*AIM OF THE TASK:*
Repeat the records. Match each character exactly.
(DATASET EXTRACT begins)
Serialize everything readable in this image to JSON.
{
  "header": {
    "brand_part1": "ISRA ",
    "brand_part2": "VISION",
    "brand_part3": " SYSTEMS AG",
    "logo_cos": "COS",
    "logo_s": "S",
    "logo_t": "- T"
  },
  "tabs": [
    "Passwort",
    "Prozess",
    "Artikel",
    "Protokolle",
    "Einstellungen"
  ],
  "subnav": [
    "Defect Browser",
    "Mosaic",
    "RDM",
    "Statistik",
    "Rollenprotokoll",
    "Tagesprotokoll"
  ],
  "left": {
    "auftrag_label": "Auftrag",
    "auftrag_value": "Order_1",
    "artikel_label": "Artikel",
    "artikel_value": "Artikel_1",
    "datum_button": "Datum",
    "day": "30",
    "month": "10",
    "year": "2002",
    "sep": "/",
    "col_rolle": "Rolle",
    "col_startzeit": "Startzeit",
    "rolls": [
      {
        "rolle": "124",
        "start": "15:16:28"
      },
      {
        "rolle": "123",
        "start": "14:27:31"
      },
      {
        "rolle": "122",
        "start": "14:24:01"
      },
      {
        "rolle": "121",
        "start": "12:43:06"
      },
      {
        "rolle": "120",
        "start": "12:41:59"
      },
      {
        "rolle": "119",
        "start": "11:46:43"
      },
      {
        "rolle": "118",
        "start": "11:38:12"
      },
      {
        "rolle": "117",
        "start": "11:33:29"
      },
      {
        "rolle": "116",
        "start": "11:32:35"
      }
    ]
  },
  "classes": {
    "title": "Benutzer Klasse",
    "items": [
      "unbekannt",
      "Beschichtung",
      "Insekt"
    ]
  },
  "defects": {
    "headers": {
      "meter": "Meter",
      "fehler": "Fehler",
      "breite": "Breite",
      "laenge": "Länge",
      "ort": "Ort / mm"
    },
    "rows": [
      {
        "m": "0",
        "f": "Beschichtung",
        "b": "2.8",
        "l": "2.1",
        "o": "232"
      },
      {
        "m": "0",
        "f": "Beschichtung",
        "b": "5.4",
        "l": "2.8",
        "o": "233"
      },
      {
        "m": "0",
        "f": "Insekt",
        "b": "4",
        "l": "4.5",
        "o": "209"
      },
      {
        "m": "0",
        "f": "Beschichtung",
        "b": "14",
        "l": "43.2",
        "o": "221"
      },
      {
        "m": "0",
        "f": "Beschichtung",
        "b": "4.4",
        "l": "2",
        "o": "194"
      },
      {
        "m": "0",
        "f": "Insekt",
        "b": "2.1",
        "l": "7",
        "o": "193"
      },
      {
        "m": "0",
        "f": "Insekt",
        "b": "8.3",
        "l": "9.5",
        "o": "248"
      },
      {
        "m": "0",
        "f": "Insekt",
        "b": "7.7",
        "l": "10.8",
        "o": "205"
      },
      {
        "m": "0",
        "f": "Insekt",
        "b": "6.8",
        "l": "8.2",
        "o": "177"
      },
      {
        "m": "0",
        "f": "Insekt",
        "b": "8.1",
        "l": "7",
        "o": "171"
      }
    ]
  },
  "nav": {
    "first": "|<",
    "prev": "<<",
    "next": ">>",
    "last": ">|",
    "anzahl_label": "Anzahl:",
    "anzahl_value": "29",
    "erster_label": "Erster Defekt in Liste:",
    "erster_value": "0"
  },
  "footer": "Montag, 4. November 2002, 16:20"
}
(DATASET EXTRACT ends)
*SOLUTION:*
Serialize everything readable in this image to JSON.
{
  "header": {
    "brand_part1": "ISRA ",
    "brand_part2": "VISION",
    "brand_part3": " SYSTEMS AG",
    "logo_cos": "COS",
    "logo_s": "S",
    "logo_t": "- T"
  },
  "tabs": [
    "Passwort",
    "Prozess",
    "Artikel",
    "Protokolle",
    "Einstellungen"
  ],
  "subnav": [
    "Defect Browser",
    "Mosaic",
    "RDM",
    "Statistik",
    "Rollenprotokoll",
    "Tagesprotokoll"
  ],
  "left": {
    "auftrag_label": "Auftrag",
    "auftrag_value": "Order_1",
    "artikel_label": "Artikel",
    "artikel_value": "Artikel_1",
    "datum_button": "Datum",
    "day": "30",
    "month": "10",
    "year": "2002",
    "sep": "/",
    "col_rolle": "Rolle",
    "col_startzeit": "Startzeit",
    "rolls": [
      {
        "rolle": "124",
        "start": "15:16:28"
      },
      {
        "rolle": "123",
        "start": "14:27:31"
      },
      {
        "rolle": "122",
        "start": "14:24:01"
      },
      {
        "rolle": "121",
        "start": "12:43:06"
      },
      {
        "rolle": "120",
        "start": "12:41:59"
      },
      {
        "rolle": "119",
        "start": "11:46:43"
      },
      {
        "rolle": "118",
        "start": "11:38:12"
      },
      {
        "rolle": "117",
        "start": "11:33:29"
      },
      {
        "rolle": "116",
        "start": "11:32:35"
      }
    ]
  },
  "classes": {
    "title": "Benutzer Klasse",
    "items": [
      "unbekannt",
      "Beschichtung",
      "Insekt"
    ]
  },
  "defects": {
    "headers": {
      "meter": "Meter",
      "fehler": "Fehler",
      "breite": "Breite",
      "laenge": "Länge",
      "ort": "Ort / mm"
    },
    "rows": [
      {
        "m": "0",
        "f": "Beschichtung",
        "b": "2.8",
        "l": "2.1",
        "o": "232"
      },
      {
        "m": "0",
        "f": "Beschichtung",
        "b": "5.4",
        "l": "2.8",
        "o": "233"
      },
      {
        "m": "0",
        "f": "Insekt",
        "b": "4",
        "l": "4.5",
        "o": "209"
      },
      {
        "m": "0",
        "f": "Beschichtung",
        "b": "14",
        "l": "43.2",
        "o": "221"
      },
      {
        "m": "0",
        "f": "Beschichtung",
        "b": "4.4",
        "l": "2",
        "o": "194"
      },
      {
        "m": "0",
        "f": "Insekt",
        "b": "2.1",
        "l": "7",
        "o": "193"
      },
      {
        "m": "0",
        "f": "Insekt",
        "b": "8.3",
        "l": "9.5",
        "o": "248"
      },
      {
        "m": "0",
        "f": "Insekt",
        "b": "7.7",
        "l": "10.8",
        "o": "205"
      },
      {
        "m": "0",
        "f": "Insekt",
        "b": "6.8",
        "l": "8.2",
        "o": "177"
      },
      {
        "m": "0",
        "f": "Insekt",
        "b": "8.1",
        "l": "7",
        "o": "171"
      }
    ]
  },
  "nav": {
    "first": "|<",
    "prev": "<<",
    "next": ">>",
    "last": ">|",
    "anzahl_label": "Anzahl:",
    "anzahl_value": "29",
    "erster_label": "Erster Defekt in Liste:",
    "erster_value": "0"
  },
  "footer": "Montag, 4. November 2002, 16:20"
}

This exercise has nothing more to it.